─── PROVIDED INFORMATION

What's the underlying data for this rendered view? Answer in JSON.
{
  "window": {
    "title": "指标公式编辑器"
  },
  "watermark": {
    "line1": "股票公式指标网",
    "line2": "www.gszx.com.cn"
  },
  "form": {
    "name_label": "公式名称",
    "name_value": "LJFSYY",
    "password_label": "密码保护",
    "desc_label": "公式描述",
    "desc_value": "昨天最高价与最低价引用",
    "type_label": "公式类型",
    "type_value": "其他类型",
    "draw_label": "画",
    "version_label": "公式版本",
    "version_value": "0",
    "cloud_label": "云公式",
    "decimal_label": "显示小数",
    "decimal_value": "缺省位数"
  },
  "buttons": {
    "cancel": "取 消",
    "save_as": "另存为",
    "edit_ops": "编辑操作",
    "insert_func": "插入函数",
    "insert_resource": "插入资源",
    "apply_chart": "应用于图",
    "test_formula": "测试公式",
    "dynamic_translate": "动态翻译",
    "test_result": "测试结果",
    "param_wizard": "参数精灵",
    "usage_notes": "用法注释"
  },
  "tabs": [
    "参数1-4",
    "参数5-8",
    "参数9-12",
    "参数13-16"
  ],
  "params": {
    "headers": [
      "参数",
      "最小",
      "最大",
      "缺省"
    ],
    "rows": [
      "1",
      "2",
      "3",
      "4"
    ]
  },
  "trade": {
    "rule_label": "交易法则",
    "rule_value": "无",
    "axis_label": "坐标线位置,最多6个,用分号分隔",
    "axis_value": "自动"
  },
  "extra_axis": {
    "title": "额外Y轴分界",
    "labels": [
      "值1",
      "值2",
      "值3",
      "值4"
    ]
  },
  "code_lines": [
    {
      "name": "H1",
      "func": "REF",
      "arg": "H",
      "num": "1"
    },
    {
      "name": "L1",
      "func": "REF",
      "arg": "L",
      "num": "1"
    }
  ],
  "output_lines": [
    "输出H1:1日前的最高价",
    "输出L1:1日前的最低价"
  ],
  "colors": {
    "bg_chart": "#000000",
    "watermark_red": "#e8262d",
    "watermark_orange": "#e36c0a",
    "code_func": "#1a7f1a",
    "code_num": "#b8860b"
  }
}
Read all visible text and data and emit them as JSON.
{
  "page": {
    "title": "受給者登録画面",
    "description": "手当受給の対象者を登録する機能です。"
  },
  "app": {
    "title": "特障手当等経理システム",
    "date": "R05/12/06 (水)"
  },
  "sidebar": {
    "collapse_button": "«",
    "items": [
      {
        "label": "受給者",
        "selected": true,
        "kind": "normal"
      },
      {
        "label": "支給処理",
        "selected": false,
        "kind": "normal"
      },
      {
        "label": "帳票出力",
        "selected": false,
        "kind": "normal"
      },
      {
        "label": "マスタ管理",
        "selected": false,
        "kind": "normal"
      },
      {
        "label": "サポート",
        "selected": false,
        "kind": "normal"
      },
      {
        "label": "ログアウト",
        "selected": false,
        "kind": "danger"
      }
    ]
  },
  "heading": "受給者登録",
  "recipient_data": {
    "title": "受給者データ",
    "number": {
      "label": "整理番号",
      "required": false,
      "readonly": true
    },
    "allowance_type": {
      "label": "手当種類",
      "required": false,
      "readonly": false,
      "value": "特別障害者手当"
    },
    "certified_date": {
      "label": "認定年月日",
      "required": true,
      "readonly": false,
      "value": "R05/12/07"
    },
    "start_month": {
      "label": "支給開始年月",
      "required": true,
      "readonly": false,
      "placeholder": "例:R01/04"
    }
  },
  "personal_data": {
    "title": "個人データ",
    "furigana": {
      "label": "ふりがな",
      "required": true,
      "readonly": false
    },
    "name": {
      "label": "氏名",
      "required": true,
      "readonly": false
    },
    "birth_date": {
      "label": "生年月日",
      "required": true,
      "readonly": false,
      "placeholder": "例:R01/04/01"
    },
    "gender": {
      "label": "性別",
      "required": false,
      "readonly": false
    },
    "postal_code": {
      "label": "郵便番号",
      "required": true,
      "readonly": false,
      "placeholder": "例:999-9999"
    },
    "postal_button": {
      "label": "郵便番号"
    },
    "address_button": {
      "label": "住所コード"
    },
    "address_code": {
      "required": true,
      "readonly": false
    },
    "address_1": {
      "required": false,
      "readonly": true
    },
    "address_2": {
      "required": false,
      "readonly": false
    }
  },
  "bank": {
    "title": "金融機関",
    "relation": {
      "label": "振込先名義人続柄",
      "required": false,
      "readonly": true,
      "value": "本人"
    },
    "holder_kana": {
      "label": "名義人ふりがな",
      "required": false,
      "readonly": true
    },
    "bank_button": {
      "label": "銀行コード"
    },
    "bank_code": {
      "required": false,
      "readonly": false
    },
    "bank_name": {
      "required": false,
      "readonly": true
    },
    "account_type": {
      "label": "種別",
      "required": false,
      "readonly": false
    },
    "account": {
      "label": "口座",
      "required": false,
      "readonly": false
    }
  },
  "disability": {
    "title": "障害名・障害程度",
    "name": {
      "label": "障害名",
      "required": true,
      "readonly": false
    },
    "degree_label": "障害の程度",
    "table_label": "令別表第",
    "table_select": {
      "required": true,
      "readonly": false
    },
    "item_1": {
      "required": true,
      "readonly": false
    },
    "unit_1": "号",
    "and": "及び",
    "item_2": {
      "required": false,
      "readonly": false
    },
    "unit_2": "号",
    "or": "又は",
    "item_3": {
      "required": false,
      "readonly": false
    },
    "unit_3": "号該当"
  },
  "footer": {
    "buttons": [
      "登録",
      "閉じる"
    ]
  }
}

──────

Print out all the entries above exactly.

SOLUTION BELOW ->
What's the underlying data for this rendered view? Answer in JSON.
{
  "window": {
    "title": "指标公式编辑器"
  },
  "watermark": {
    "line1": "股票公式指标网",
    "line2": "www.gszx.com.cn"
  },
  "form": {
    "name_label": "公式名称",
    "name_value": "LJFSYY",
    "password_label": "密码保护",
    "desc_label": "公式描述",
    "desc_value": "昨天最高价与最低价引用",
    "type_label": "公式类型",
    "type_value": "其他类型",
    "draw_label": "画",
    "version_label": "公式版本",
    "version_value": "0",
    "cloud_label": "云公式",
    "decimal_label": "显示小数",
    "decimal_value": "缺省位数"
  },
  "buttons": {
    "cancel": "取 消",
    "save_as": "另存为",
    "edit_ops": "编辑操作",
    "insert_func": "插入函数",
    "insert_resource": "插入资源",
    "apply_chart": "应用于图",
    "test_formula": "测试公式",
    "dynamic_translate": "动态翻译",
    "test_result": "测试结果",
    "param_wizard": "参数精灵",
    "usage_notes": "用法注释"
  },
  "tabs": [
    "参数1-4",
    "参数5-8",
    "参数9-12",
    "参数13-16"
  ],
  "params": {
    "headers": [
      "参数",
      "最小",
      "最大",
      "缺省"
    ],
    "rows": [
      "1",
      "2",
      "3",
      "4"
    ]
  },
  "trade": {
    "rule_label": "交易法则",
    "rule_value": "无",
    "axis_label": "坐标线位置,最多6个,用分号分隔",
    "axis_value": "自动"
  },
  "extra_axis": {
    "title": "额外Y轴分界",
    "labels": [
      "值1",
      "值2",
      "值3",
      "值4"
    ]
  },
  "code_lines": [
    {
      "name": "H1",
      "func": "REF",
      "arg": "H",
      "num": "1"
    },
    {
      "name": "L1",
      "func": "REF",
      "arg": "L",
      "num": "1"
    }
  ],
  "output_lines": [
    "输出H1:1日前的最高价",
    "输出L1:1日前的最低价"
  ],
  "colors": {
    "bg_chart": "#000000",
    "watermark_red": "#e8262d",
    "watermark_orange": "#e36c0a",
    "code_func": "#1a7f1a",
    "code_num": "#b8860b"
  }
}
Read all visible text and data and emit them as JSON.
{
  "page": {
    "title": "受給者登録画面",
    "description": "手当受給の対象者を登録する機能です。"
  },
  "app": {
    "title": "特障手当等経理システム",
    "date": "R05/12/06 (水)"
  },
  "sidebar": {
    "collapse_button": "«",
    "items": [
      {
        "label": "受給者",
        "selected": true,
        "kind": "normal"
      },
      {
        "label": "支給処理",
        "selected": false,
        "kind": "normal"
      },
      {
        "label": "帳票出力",
        "selected": false,
        "kind": "normal"
      },
      {
        "label": "マスタ管理",
        "selected": false,
        "kind": "normal"
      },
      {
        "label": "サポート",
        "selected": false,
        "kind": "normal"
      },
      {
        "label": "ログアウト",
        "selected": false,
        "kind": "danger"
      }
    ]
  },
  "heading": "受給者登録",
  "recipient_data": {
    "title": "受給者データ",
    "number": {
      "label": "整理番号",
      "required": false,
      "readonly": true
    },
    "allowance_type": {
      "label": "手当種類",
      "required": false,
      "readonly": false,
      "value": "特別障害者手当"
    },
    "certified_date": {
      "label": "認定年月日",
      "required": true,
      "readonly": false,
      "value": "R05/12/07"
    },
    "start_month": {
      "label": "支給開始年月",
      "required": true,
      "readonly": false,
      "placeholder": "例:R01/04"
    }
  },
  "personal_data": {
    "title": "個人データ",
    "furigana": {
      "label": "ふりがな",
      "required": true,
      "readonly": false
    },
    "name": {
      "label": "氏名",
      "required": true,
      "readonly": false
    },
    "birth_date": {
      "label": "生年月日",
      "required": true,
      "readonly": false,
      "placeholder": "例:R01/04/01"
    },
    "gender": {
      "label": "性別",
      "required": false,
      "readonly": false
    },
    "postal_code": {
      "label": "郵便番号",
      "required": true,
      "readonly": false,
      "placeholder": "例:999-9999"
    },
    "postal_button": {
      "label": "郵便番号"
    },
    "address_button": {
      "label": "住所コード"
    },
    "address_code": {
      "required": true,
      "readonly": false
    },
    "address_1": {
      "required": false,
      "readonly": true
    },
    "address_2": {
      "required": false,
      "readonly": false
    }
  },
  "bank": {
    "title": "金融機関",
    "relation": {
      "label": "振込先名義人続柄",
      "required": false,
      "readonly": true,
      "value": "本人"
    },
    "holder_kana": {
      "label": "名義人ふりがな",
      "required": false,
      "readonly": true
    },
    "bank_button": {
      "label": "銀行コード"
    },
    "bank_code": {
      "required": false,
      "readonly": false
    },
    "bank_name": {
      "required": false,
      "readonly": true
    },
    "account_type": {
      "label": "種別",
      "required": false,
      "readonly": false
    },
    "account": {
      "label": "口座",
      "required": false,
      "readonly": false
    }
  },
  "disability": {
    "title": "障害名・障害程度",
    "name": {
      "label": "障害名",
      "required": true,
      "readonly": false
    },
    "degree_label": "障害の程度",
    "table_label": "令別表第",
    "table_select": {
      "required": true,
      "readonly": false
    },
    "item_1": {
      "required": true,
      "readonly": false
    },
    "unit_1": "号",
    "and": "及び",
    "item_2": {
      "required": false,
      "readonly": false
    },
    "unit_2": "号",
    "or": "又は",
    "item_3": {
      "required": false,
      "readonly": false
    },
    "unit_3": "号該当"
  },
  "footer": {
    "buttons": [
      "登録",
      "閉じる"
    ]
  }
}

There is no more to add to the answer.